Rosen’s article examines how individuals create status on social networking sites. He discusses how individuals internalize norms, use vulgarity to grab attention, and aggressively recruit online friends. I would like to focus on the relationship between two important concepts Rosen discusses, public exhibitionism and the proliferation of uniqueness, and how they relate to status building.

Rosen raises the idea that on social networking sites “private misbehaviour becomes public exhibitionism” (Rosen,2007, p.26).  However, what need does posting private, often potentially embarrassing, information online fulfill? Although often associated with pictures of drunken folly, the disclosure personal information can include writing rants, posting passive aggressive threats, or bragging of misbehaviour through status updates and comments. Individuals continue with such misbehaviour, despite the potentially harmful consequences. Do individuals not worry about how other’s will view them, including prospective employers? My belief is that online shamelessness actually relates to individuals views of online privacy. A recent study showed that the primary reason people post private information online (such as address, birthday, and contact information) that could lead to harms such as identity theft or stalking, is the belief that it won’t happen to them. Individuals may feel protected by social guidelines and the (somewhat mistaken) idea that “what happens on Facebook stays on Facebook.” Given the consequence, the motivation to publicise “private misbehaviour” must be quite strong. Attention grabbing photos and text will likely receive a sizable reaction from their audience, resulting in comments, likes, and online gasps of disbelief. Social networking sites then become a medium for bragging. In the same way that a young boy might boast in the schoolyard about how he swiped another’s toy, some people use sites like Facebook to build their status and identity in a similar way. They also feel protected from consequences because they are only bragging to their “friends” and make use of privacy settings to ensure only the right people learn of their misbehaviour.

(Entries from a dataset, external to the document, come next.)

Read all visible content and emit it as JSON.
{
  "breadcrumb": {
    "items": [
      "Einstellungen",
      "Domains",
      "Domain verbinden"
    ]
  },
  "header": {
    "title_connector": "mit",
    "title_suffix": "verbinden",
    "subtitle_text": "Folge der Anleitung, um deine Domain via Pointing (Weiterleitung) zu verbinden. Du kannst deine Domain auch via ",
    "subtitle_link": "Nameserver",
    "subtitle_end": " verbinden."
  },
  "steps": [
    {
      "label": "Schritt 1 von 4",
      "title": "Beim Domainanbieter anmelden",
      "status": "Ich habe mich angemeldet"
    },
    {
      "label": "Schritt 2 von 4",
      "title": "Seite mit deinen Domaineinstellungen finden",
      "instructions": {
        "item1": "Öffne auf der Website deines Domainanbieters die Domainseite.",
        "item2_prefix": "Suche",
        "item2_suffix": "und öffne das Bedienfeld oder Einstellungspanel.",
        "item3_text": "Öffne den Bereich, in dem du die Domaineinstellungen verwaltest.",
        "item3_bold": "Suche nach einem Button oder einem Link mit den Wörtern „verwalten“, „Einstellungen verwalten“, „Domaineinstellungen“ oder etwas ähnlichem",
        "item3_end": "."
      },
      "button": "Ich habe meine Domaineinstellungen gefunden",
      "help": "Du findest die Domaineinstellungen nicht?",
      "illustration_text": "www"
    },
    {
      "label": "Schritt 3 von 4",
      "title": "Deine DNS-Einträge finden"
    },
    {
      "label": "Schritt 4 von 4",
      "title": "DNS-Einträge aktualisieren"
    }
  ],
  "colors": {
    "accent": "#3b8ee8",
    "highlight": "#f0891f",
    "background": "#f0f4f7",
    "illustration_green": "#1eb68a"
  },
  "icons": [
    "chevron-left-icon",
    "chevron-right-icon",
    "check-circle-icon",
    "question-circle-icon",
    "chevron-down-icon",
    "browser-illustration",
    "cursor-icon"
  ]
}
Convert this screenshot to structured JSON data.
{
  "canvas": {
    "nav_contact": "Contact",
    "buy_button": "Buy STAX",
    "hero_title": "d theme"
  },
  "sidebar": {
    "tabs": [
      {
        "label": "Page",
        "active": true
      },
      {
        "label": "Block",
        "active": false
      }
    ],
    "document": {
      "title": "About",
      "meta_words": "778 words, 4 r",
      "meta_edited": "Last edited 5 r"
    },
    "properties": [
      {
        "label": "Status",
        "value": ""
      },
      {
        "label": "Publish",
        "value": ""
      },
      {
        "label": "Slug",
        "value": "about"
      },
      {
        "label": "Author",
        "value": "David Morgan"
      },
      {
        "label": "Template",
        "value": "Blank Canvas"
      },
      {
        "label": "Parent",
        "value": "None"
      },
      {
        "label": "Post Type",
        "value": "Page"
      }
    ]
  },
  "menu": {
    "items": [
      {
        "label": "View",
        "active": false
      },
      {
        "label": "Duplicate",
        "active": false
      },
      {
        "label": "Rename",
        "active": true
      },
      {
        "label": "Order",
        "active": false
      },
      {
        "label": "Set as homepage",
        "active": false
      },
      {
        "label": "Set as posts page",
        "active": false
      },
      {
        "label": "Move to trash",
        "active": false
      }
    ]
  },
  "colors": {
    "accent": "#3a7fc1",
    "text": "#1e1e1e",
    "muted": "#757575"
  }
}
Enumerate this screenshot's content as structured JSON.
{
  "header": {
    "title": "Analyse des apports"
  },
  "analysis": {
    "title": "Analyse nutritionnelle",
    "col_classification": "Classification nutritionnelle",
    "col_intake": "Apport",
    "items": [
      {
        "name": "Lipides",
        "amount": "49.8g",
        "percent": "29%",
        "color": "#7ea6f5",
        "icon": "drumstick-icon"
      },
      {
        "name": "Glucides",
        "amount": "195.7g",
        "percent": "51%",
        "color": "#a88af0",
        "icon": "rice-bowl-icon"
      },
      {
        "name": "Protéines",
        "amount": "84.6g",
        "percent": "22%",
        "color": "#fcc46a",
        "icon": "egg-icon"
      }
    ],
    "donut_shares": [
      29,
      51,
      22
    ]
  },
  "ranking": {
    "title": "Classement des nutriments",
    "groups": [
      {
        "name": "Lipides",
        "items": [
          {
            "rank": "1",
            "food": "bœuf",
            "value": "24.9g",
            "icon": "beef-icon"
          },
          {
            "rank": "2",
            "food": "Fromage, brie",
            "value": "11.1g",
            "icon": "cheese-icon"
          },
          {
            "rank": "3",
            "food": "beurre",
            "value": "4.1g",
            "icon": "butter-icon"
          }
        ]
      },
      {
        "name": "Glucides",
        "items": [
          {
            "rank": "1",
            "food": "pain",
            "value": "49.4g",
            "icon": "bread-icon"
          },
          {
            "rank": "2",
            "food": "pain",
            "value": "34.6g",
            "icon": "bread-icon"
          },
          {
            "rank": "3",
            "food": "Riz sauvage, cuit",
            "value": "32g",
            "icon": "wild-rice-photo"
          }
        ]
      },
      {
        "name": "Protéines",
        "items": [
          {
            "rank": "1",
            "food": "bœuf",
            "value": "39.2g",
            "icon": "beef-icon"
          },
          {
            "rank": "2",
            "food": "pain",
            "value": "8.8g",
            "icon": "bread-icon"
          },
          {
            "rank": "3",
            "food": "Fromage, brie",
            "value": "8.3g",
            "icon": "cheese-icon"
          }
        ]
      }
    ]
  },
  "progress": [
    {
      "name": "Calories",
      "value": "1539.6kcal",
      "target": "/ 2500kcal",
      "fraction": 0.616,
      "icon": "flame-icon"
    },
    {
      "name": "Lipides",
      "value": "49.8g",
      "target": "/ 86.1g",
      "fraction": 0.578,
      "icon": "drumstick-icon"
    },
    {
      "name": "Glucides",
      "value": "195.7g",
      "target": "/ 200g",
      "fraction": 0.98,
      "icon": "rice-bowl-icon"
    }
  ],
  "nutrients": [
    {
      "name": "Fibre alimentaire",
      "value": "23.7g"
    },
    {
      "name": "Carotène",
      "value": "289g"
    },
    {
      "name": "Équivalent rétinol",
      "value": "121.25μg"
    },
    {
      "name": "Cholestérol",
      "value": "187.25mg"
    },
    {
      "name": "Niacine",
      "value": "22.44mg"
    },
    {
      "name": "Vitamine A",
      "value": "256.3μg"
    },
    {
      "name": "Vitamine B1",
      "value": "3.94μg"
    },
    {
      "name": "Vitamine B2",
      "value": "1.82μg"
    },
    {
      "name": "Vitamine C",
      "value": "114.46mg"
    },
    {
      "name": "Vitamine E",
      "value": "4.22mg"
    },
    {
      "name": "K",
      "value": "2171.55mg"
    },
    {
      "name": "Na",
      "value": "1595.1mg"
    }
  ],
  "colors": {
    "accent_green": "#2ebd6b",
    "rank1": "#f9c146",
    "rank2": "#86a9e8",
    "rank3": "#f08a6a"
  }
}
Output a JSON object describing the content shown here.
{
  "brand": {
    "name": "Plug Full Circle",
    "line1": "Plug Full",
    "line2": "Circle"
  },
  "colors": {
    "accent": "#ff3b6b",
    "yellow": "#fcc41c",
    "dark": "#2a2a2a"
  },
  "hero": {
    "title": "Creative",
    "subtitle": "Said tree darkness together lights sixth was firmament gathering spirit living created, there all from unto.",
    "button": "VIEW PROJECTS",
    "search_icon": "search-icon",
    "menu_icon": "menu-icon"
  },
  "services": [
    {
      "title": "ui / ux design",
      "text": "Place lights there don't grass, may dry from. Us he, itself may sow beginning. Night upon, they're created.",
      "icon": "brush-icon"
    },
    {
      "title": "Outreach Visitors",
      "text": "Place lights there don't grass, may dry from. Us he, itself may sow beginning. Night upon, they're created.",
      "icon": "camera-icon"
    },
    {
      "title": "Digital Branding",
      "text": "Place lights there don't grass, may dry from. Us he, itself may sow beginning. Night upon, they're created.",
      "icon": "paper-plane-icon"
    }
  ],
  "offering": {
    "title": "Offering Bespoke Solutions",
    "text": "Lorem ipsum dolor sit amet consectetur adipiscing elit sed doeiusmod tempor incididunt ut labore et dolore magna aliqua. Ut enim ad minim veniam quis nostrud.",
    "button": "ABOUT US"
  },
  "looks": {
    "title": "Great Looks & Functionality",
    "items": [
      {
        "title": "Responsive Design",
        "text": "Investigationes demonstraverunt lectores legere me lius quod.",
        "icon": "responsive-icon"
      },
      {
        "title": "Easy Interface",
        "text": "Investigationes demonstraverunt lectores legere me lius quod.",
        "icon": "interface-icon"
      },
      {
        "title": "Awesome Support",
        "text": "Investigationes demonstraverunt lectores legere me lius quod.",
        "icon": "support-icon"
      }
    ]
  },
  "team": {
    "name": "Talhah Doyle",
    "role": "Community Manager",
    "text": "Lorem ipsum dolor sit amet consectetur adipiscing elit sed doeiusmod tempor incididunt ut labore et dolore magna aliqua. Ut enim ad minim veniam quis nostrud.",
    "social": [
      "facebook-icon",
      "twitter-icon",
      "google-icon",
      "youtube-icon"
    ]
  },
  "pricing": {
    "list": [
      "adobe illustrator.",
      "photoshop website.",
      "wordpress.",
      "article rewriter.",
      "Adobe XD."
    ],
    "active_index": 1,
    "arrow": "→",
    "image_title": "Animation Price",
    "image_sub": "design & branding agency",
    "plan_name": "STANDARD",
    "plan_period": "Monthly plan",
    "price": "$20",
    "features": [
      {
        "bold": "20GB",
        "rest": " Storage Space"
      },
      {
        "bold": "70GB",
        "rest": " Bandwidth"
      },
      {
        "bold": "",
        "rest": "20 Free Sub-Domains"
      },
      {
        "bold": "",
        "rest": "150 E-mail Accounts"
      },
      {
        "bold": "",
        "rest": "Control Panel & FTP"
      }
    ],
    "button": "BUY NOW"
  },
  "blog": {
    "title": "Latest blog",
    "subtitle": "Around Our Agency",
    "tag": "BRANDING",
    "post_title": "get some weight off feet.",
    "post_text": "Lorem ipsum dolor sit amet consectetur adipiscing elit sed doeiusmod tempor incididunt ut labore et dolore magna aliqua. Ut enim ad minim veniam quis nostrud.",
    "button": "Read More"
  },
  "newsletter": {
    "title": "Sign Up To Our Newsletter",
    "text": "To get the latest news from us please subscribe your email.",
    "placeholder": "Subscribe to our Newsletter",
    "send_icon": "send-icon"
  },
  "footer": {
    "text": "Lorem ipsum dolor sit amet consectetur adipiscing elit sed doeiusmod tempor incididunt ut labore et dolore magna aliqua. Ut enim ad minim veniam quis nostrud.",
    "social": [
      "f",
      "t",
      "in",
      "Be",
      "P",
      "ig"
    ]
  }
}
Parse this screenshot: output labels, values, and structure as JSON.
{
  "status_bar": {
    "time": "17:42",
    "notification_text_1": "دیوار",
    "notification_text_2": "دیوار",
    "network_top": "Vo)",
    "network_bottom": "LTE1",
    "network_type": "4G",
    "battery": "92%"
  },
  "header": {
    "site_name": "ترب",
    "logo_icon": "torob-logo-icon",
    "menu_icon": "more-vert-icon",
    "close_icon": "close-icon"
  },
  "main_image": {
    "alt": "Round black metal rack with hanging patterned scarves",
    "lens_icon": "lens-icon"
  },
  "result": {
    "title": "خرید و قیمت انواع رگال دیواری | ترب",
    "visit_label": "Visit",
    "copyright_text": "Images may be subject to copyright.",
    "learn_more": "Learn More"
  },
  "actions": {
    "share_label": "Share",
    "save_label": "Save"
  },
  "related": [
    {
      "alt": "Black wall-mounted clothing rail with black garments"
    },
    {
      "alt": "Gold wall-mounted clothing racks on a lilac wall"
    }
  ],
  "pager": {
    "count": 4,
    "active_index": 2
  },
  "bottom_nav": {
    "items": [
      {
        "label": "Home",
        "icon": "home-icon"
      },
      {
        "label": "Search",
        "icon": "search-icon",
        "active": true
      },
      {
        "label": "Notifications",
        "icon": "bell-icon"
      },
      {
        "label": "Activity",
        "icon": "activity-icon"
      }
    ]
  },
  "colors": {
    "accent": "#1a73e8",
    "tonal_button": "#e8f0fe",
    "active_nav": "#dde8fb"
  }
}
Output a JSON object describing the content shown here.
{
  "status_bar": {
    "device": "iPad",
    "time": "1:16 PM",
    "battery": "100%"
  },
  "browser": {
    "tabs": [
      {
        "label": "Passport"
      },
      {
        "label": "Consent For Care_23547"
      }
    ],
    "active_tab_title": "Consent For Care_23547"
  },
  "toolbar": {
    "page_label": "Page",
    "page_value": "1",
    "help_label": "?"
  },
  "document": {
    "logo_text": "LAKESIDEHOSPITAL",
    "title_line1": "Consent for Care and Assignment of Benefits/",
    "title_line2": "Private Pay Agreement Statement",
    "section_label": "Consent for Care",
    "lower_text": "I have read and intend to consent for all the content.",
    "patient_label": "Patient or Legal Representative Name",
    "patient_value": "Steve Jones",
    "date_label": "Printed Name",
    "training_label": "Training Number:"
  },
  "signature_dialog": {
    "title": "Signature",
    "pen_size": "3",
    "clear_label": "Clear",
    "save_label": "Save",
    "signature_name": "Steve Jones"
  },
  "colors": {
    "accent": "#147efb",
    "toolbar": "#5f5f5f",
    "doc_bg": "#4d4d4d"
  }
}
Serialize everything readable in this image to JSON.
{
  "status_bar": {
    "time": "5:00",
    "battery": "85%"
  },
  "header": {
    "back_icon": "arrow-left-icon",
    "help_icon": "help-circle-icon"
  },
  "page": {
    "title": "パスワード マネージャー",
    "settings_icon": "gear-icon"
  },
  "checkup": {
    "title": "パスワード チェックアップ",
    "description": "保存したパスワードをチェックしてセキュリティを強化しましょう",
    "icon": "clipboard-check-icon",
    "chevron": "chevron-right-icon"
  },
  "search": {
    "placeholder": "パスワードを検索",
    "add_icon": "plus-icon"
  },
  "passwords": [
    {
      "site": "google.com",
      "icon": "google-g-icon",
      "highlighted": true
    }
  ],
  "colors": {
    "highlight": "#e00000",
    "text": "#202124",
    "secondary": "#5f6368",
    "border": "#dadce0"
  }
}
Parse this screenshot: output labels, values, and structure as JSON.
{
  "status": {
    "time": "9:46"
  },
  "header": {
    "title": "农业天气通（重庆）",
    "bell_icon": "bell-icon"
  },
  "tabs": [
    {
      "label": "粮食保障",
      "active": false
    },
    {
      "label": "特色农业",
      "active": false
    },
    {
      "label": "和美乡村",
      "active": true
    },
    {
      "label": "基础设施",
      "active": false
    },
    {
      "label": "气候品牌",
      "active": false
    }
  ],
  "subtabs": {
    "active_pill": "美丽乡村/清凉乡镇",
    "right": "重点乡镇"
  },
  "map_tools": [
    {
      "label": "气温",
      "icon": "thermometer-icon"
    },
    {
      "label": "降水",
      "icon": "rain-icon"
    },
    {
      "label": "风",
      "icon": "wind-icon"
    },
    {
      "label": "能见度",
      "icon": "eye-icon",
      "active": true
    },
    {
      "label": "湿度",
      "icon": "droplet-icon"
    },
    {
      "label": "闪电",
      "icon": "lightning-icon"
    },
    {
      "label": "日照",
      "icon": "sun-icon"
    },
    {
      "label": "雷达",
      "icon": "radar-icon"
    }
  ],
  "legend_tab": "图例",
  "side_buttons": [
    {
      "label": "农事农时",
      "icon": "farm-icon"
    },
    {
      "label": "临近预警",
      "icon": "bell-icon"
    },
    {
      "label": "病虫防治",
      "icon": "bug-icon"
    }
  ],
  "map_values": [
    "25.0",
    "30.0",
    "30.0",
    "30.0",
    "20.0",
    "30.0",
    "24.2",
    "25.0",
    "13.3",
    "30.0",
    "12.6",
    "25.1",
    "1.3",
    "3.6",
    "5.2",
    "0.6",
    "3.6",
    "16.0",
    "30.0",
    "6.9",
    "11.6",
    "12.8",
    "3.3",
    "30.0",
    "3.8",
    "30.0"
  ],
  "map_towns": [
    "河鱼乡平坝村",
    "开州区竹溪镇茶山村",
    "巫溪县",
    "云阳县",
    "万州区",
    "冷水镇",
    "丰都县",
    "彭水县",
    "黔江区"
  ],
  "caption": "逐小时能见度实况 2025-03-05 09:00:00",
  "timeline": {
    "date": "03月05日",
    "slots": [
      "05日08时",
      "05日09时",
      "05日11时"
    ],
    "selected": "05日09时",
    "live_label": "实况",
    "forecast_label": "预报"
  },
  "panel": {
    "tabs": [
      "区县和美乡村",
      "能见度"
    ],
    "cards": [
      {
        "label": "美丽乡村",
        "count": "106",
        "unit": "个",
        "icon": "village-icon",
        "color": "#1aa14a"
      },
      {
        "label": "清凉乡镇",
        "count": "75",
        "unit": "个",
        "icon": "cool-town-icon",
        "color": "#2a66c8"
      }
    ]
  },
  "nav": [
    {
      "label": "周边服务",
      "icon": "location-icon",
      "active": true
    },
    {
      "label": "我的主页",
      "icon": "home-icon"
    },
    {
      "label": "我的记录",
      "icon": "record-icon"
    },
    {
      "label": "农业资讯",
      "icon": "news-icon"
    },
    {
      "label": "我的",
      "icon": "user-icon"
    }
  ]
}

Rosen also describes the “overwhelmingly dull sea of monotonous uniqueness, of conventional individuality, of distinctive sameness” that appears on social networking sites (Rosen, 2007, p.24). This stems from the strong pressure for users not to be viewed as “followers”, despite the immense pressure to conform. This sentiment is echoed in the advertising slogan of today, where individuals are encouraged to “express their style” or “be their own person.”  However, this is not real individuality. Social networking, like their marketing companions, sells the illusion of individuality, constrained to pre-determined parameters or genres. True individuality cannot be expressed on a social network because the very act of being on a social network is an act of conforming. The apparent irony of the proliferation of uniqueness comes to like when you look at the homogenous displays of public exhibition. Even the seemingly shy or reserved individual will occasionally submit to the desire of online limelight, though it might be a subtler form. Public exhibition can be found in a number of genres, from “mirror pics” to the ubiquitous “I’m having fun at a party and I’m a little bit drunkkkk” picture. As such, the posting of “misbehaviour pictures” is a way of reaffirming that their misbehaviour is actually acceptable behaviour, and they are simply conforming to social expectations.

Works Cited

Rosen, C. (2007,Summer). Virtual Friendship and the New Narcissism. The New Atlantis (17), 15-31.